And puppies tend to be known for having a sensitive stomach – and a moving car might make them vomit. (Tips: A towel may come in handy.)

And trust me, it’s a lot better if they’re in a crate rather than on your lap when that happens.

Another reason, for the German Shepherd puppy to be in their crate is that a puppy tends to be quite nervous and squirmy during their first car ride. They are in a strange place with a stranger – who wouldn’t be a bit nervous?

Accidents could occur if puppies crawl under the brake pedal, knock the gearshift, and simply take the driver’s eyes off the road.

The ride home is not necessarily a bonding moment, the only thing that matters is that everybody gets home safe.

The first night

The first night home with your German Shepherd puppy can be challenging for both of you. It’s the first time your puppy is going to sleep without his mother or his brothers and sisters. She may be scared, a bit uncomfortable, and unsure.

Your German Shepherd puppy may whine and cry during the night, it’s your puppy trying to call out for his pack to find him. It’s natural. And she will get used to it. You just need to be there to comfort her.

You should let your German Shepherd puppy sleep in your bedroom. The more time your puppy is near you, the more it will adjust to you and establish you as its new pack leader.

Set Yourself Up for Success: Be the Pack Leader

Every German Shepherd puppy knows that its survival is dependent on the pack leader’s skill and consistency. In the house, the owner is the pack leader. And if you’re a first-time dog-owner, then you need to know a few things.

Right from the start, you need to show your puppy that you are a skilled and reliable pack leader. If you succeed, your pup will devote entirely to you and will do everything to please you.

But the puppy will put you to the test, again and again until it feels safe and secure. 

You need to set the rules and boundaries –  on what your puppy is allowed to do and what is not allowed. The keyword is consistency. 

After all, your pup is still a baby, it takes time and it takes practice. Some dogs learn faster than others. Be patient and you will soon be rewarded with a dog that listens to your commands.

How to Potty Train Your Puppy?

Potty training should start right after a puppy comes home.

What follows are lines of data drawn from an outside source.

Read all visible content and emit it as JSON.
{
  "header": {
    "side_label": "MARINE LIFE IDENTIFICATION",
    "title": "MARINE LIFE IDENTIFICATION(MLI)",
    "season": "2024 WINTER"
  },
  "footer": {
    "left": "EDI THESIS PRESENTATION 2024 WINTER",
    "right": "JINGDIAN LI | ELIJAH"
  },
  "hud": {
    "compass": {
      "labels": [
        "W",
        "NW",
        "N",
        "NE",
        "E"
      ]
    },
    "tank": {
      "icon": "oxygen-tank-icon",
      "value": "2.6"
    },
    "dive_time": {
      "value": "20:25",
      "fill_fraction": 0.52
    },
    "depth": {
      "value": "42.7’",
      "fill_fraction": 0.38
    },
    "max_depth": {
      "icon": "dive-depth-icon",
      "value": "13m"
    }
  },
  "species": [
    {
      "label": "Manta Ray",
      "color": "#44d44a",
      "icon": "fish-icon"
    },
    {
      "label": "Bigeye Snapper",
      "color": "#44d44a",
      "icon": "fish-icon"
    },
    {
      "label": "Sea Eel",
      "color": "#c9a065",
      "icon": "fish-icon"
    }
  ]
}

The early she learns, the less accident will happen in the house. A puppy will usually need at least 1-2 months to be fully potty trained. Some may even take longer.

According to Monkoodog, the key to potty training lies in three pillars: consistency, patience and positive reinforcement. Keep that in mind.

Here’s a short video that sets you up for successful potty training. I have summarized the 5 key steps below for your quick reference:

Five steps to potty train your puppy:

  1. Fix their feeding schedule
  2. Take them out – after a meal, first thing in the morning, before bedtime, and once every 30 minutes to 1 hour in the first month.
  3. Take them to the same spot every time
  4. Stay with them – stand still in the spot and don’t confuse your puppy that its playtime.
  5. Reward them each time they poop outside

Final Thoughts

Your new pup has just left her mother and the company of her littermates to an entirely unfamiliar environment – your home. Your role as the new owner is so important to make her transition less uncomfortable, with lots of love and patience.

Hopefully, this article has provided you with the essential things you can do to make it as smooth as possible – to help your pup adjust to his new life with you and your family. Good luck and all the best!

Further questions from first-time owners:

How often should I take my puppy out for a potty break?

For the first 1-2 months (8-12 weeks old), take your puppy out after a meal, first thing in the morning, before bedtime, and once every 30 minutes when she is not sleeping.

How many hours does a puppy sleep per day?

A puppy at the age of 8-12 months will sleep for 15-18 hours a day, broken into intervals.

How many times should I feed my puppy a day?

Since your puppy only has a small stomach, it is advised that you should feed her 3 times a day.

How long can I leave my puppy in the crate?

Your puppy should sleep and eat in her crate as part of crate training. You may need to give her a potty break every 2-3 hours during the night. It is advised that you should not leave your puppy in the crate without anyone around for more than 2 hours.